To CrossFit or not to CrossFit…is that the question?
Disclaimer: I am not a certified CrossFit coach, nor am I a licensed Physical Therapist. I am, however, a novice CrossFitter and a 1st year DPT student. Oh, and I also have a Bachelors Degree in Kinesiology from Texas A&M University (whoop). My opinions are just that…opinions, so take them for what you will. Some of you may have read the title of this and thought “Great…another CrossFit article”.
Well, this is not that at all. This is about how I found my way to getting active. I have a very long history of being a extremely lazy, I am sure many people will attest to that. I used to find an excuse to get out of just about anything, not just things related to activity. I have no problem admitting it, and I still am lazy at times, but the difference is I know the cost of being inactive. Information about recommended physical activity and it’s benefits to overall health is very well researched and backed by evidence. It is everywhere: on the internet, in books, in magazines, etc. Getting physically active is not the only thing that is important to a healthy lifestyle, obviously. A healthy diet and participation in social activities play a role as well. However, as a future physical therapist, activity is something I feel comfortable speaking about. It is something I have struggled with myself. As a precursor, I wanted to share some of the best benefits of physical activity:
Move Forward PT is an awesome resource for more information about benefits of physical activity (yes, I am biased, but it really is an excellent resource). A general recommendation for physical activity is 30 minutes of moderate exercise 5 days a week (about 150 minutes of moderate exercise per week). So, why all of the rambling about physical activity? Well I am a believer in practicing what you preach, so I wanted to share a little bit about how I became more active.
My journey with CrossFit began about 5 years ago. I first started going to a CrossFit gym (box) the summer before my freshman year of college. I stuck with it for about 2 months then I left for school. I tried to get involved in a CrossFit box at school, but it was too much money for a jobless undergrad, #brokecollegelife. I know I know… excuses, excuses. I started going to the Rec and I would meander around the weight room focusing on different muscle groups each day. It was a much more passive form of exercising and I never really saw myself reaching goals or gaining strength. Between the two (going to the Rec vs. CrossFit) I enjoyed CrossFit much more. I felt like I was able to accomplish more in going to CrossFit. I think this is partially due to the structure that CrossFit provided.
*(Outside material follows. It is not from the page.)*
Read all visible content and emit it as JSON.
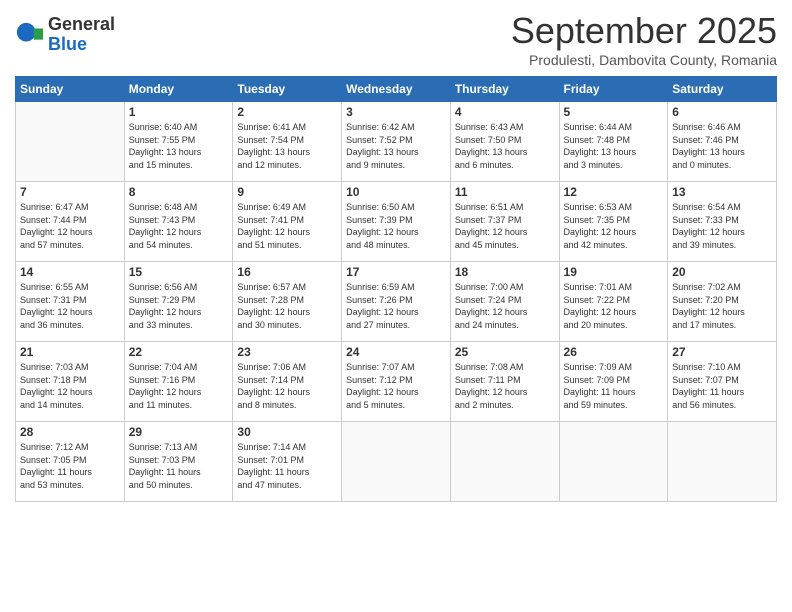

To reach my goals, I needed more structure than wandering around the Rec.
Unfortunately, toward the end of my time as an undergrad I felt like I shouldn’t participate in CrossFit. I had physical therapy school on my horizon and I was trying to immerse myself in the PT world. I came across many comments along the lines of “CrossFitters give job security to PTs”…okay? So do people who are trying to restore movement and function, reduce pain, and prevent disability. I also knew many people who didn’t like CrossFit because they saw it as a fitness fad or thought it was too unsafe. I can understand how safety and injury can be a concern, but lifting weights in general can lead to increased risk of injury without proper lifting techniques or supervision for those new to resistance training.
I just didn’t understand why there was so much negativity around a form of physical activity…so why does CrossFit get such a bad rap? CrossFit is one of the many popular forms of physical activity…others include: walking, running, cycling, HIIT training, Boot Camp, Yoga, Pilates…the list goes on and on. Being active should not be frowned upon…it should be encouraged! I mean really look at ALL those benefits… (see info graph above)
Coming to PT school, I finally realized what is really important…living an active and healthy lifestyle and reaping all the benefits of it! I can truly say that I feel happier and healthier when I am more active. I have more energy, I sleep better at night, and I have more overall motivation. So, why should it matter to people how I am staying physically active as long as I am doing it?
Being active and exercising has numerous benefits like improving physical, mental, and social health. SO the question is NOT “to CrossFit or not to CrossFit”…the real question is “to be physically active or not to be physically active”. The time is now to take control of your health. Any person of any age can start…it’s never too late. So, if CrossFit is what gets you active, go do it! Maybe you’re more of a runner or a biker and the weight room is not your thing, that’s cool too! It could be as simple as walking 30 minutes a day. Do whatever activity makes you happy and feel good. Do something that you will stay motivated to participate in and give yourself a better quality of life. The point is that you are doing something. We all have to start somewhere.
References: https://www.cdc.gov/physicalactivity/resources/factsheets.html, http://www.acsm.org/about-acsm/media-room/news-releases/2011/08/01/acsm-issues-new-recommendations-on-quantity-and-quality-of-exercise, http://www.moveforwardpt.com/resources/detail/physical-activity
*Please remember to seek approval from a medical doctor to exercise if you have an existing conditions